§ Task to complete: The number needed is how many lines in these entries contain "period"; give it alone.

Dataset rows for apps and sites:
+ + + + + + +

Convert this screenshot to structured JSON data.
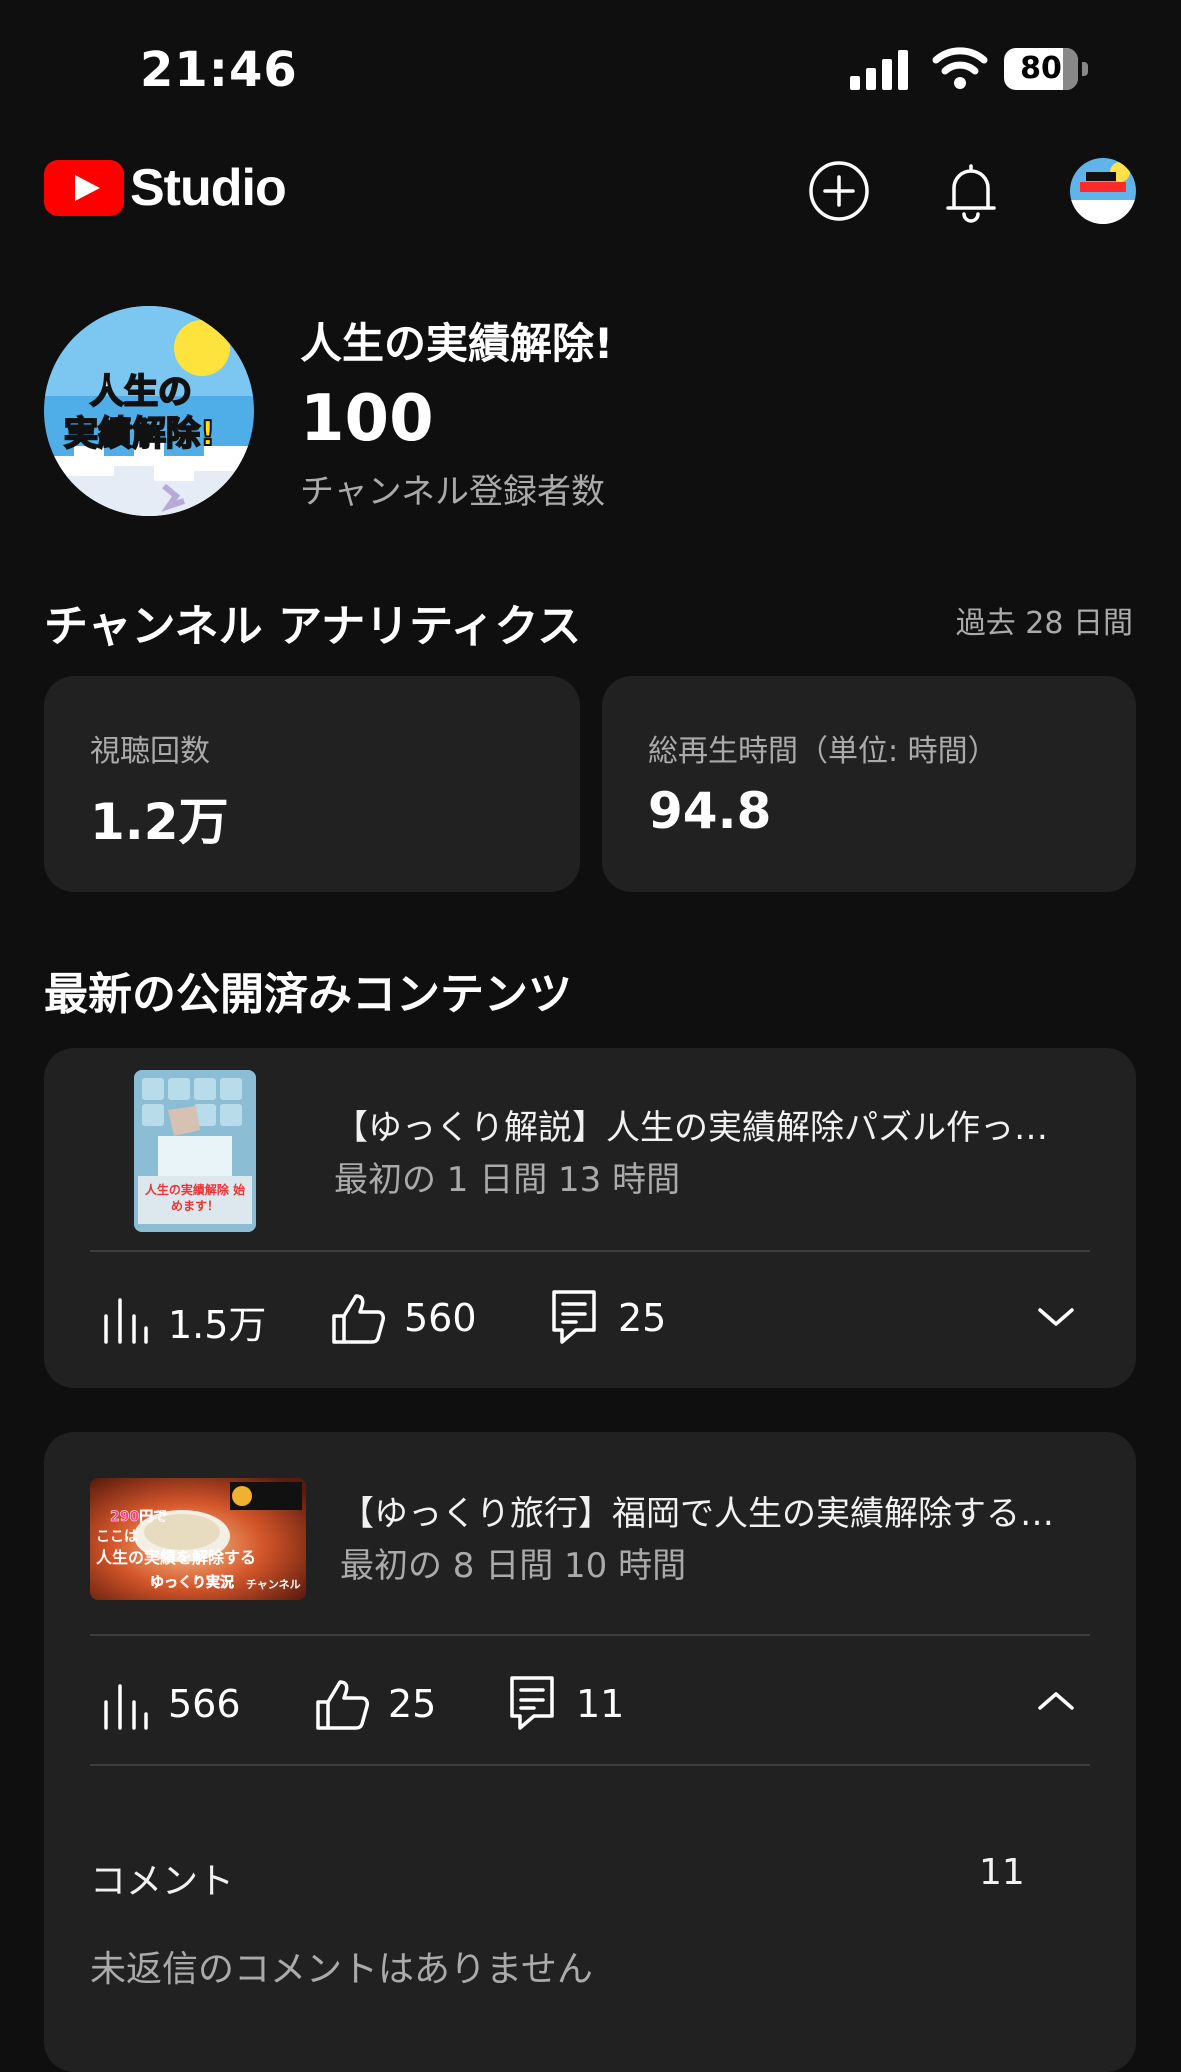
{
  "status_bar": {
    "time": "21:46",
    "battery": "80",
    "battery_level": 0.8
  },
  "header": {
    "app_name": "Studio",
    "brand_color": "#ff0000",
    "icons": [
      "create-icon",
      "bell-icon",
      "account-avatar"
    ]
  },
  "channel": {
    "name": "人生の実績解除!",
    "subscribers": "100",
    "subscribers_label": "チャンネル登録者数",
    "avatar_text_top": "人生の",
    "avatar_text_bottom": "実績解除!"
  },
  "analytics": {
    "title": "チャンネル アナリティクス",
    "period": "過去 28 日間",
    "cards": [
      {
        "label": "視聴回数",
        "value": "1.2万"
      },
      {
        "label": "総再生時間（単位: 時間）",
        "value": "94.8"
      }
    ]
  },
  "latest": {
    "title": "最新の公開済みコンテンツ",
    "videos": [
      {
        "title": "【ゆっくり解説】人生の実績解除パズル作っ…",
        "period": "最初の 1 日間 13 時間",
        "views": "1.5万",
        "likes": "560",
        "comments": "25",
        "expanded": false,
        "thumb_text": "人生の実績解除 始めます！"
      },
      {
        "title": "【ゆっくり旅行】福岡で人生の実績解除する…",
        "period": "最初の 8 日間 10 時間",
        "views": "566",
        "likes": "25",
        "comments": "11",
        "expanded": true,
        "thumb_text_price": "290円で",
        "thumb_text_line1": "ここは",
        "thumb_text_line2": "人生の実績を解除する",
        "thumb_text_line3": "ゆっくり実況",
        "thumb_text_line4": "チャンネル",
        "comment_section": {
          "label": "コメント",
          "count": "11",
          "empty_message": "未返信のコメントはありません"
        }
      }
    ]
  }
}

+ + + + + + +

§ Answer for this exercise: 3